Exercise requirements:
For the listing below, report all lines that hold the word "Triamterene".

Records for this task:
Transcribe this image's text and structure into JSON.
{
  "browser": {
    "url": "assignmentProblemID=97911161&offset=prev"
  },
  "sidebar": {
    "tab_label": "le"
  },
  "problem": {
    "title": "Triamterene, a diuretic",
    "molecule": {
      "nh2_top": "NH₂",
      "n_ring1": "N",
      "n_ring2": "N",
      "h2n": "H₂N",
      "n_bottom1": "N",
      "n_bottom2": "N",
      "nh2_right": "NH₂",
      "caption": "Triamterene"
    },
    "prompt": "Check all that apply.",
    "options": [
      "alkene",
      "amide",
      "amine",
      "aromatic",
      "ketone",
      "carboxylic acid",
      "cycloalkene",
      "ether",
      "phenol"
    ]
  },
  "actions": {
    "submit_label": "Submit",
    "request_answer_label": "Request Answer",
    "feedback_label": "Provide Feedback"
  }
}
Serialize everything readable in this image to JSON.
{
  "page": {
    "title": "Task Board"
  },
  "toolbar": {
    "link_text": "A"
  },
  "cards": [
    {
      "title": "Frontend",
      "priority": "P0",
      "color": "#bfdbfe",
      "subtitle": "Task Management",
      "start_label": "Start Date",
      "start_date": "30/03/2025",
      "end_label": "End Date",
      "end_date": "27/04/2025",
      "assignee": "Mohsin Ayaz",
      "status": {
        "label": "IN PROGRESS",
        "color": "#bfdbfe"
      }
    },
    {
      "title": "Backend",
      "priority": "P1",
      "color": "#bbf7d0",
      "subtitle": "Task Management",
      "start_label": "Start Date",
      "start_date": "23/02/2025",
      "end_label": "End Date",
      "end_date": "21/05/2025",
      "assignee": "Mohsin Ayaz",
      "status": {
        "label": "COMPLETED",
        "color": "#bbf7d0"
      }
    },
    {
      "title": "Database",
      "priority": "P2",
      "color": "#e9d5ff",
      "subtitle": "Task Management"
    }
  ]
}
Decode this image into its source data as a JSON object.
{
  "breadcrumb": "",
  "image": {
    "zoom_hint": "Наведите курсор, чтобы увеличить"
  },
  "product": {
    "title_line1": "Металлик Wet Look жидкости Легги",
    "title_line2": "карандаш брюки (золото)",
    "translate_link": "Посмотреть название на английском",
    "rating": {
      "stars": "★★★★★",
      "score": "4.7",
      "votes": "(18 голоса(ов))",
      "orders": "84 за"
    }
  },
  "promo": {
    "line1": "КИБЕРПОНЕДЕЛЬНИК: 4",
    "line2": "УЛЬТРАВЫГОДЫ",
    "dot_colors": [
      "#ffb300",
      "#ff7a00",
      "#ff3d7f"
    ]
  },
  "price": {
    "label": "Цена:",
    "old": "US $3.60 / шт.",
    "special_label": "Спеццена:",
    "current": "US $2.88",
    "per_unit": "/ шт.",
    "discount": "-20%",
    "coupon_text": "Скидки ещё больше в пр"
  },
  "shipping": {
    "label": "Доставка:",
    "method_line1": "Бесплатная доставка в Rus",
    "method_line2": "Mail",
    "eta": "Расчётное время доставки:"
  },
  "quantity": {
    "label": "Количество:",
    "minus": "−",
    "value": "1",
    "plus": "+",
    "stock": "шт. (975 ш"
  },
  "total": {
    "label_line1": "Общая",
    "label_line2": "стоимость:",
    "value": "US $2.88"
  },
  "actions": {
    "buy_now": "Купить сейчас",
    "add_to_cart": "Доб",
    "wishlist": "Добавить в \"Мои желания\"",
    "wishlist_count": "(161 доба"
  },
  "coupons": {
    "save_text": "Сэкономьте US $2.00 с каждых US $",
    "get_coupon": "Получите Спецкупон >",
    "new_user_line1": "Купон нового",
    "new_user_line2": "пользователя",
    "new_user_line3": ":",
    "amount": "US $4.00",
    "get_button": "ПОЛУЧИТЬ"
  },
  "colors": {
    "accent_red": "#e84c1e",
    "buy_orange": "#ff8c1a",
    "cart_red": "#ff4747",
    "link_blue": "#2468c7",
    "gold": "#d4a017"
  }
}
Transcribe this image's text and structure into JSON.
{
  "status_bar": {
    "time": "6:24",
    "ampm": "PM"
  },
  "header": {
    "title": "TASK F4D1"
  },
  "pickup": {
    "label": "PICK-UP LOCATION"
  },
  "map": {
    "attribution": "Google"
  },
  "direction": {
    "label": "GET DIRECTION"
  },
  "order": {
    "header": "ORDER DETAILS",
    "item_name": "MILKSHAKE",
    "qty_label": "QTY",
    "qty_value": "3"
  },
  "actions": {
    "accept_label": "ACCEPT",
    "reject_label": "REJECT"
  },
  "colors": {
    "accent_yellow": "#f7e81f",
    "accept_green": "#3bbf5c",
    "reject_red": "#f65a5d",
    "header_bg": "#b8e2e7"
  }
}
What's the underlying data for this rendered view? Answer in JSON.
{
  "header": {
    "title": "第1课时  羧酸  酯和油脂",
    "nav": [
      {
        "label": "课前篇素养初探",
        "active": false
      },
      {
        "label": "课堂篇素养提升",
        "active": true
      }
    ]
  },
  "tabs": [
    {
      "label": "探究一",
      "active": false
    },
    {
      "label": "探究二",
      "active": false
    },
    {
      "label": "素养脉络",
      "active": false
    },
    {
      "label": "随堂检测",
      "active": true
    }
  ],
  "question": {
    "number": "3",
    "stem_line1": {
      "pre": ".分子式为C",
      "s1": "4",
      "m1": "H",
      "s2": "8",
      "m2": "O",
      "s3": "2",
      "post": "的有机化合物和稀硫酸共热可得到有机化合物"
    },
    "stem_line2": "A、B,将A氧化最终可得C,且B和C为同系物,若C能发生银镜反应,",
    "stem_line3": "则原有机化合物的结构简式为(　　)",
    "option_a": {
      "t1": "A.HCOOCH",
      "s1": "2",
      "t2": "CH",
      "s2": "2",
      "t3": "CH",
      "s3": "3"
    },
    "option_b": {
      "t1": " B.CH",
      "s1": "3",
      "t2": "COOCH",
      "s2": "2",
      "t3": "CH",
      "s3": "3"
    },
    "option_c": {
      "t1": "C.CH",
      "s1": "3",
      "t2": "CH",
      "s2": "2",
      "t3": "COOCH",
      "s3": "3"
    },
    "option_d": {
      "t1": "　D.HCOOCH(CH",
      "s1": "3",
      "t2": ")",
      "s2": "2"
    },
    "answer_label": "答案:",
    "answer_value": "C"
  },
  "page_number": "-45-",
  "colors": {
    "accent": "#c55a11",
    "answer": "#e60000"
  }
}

Your solution:
    "title": "Triamterene, a diuretic",
      "caption": "Triamterene"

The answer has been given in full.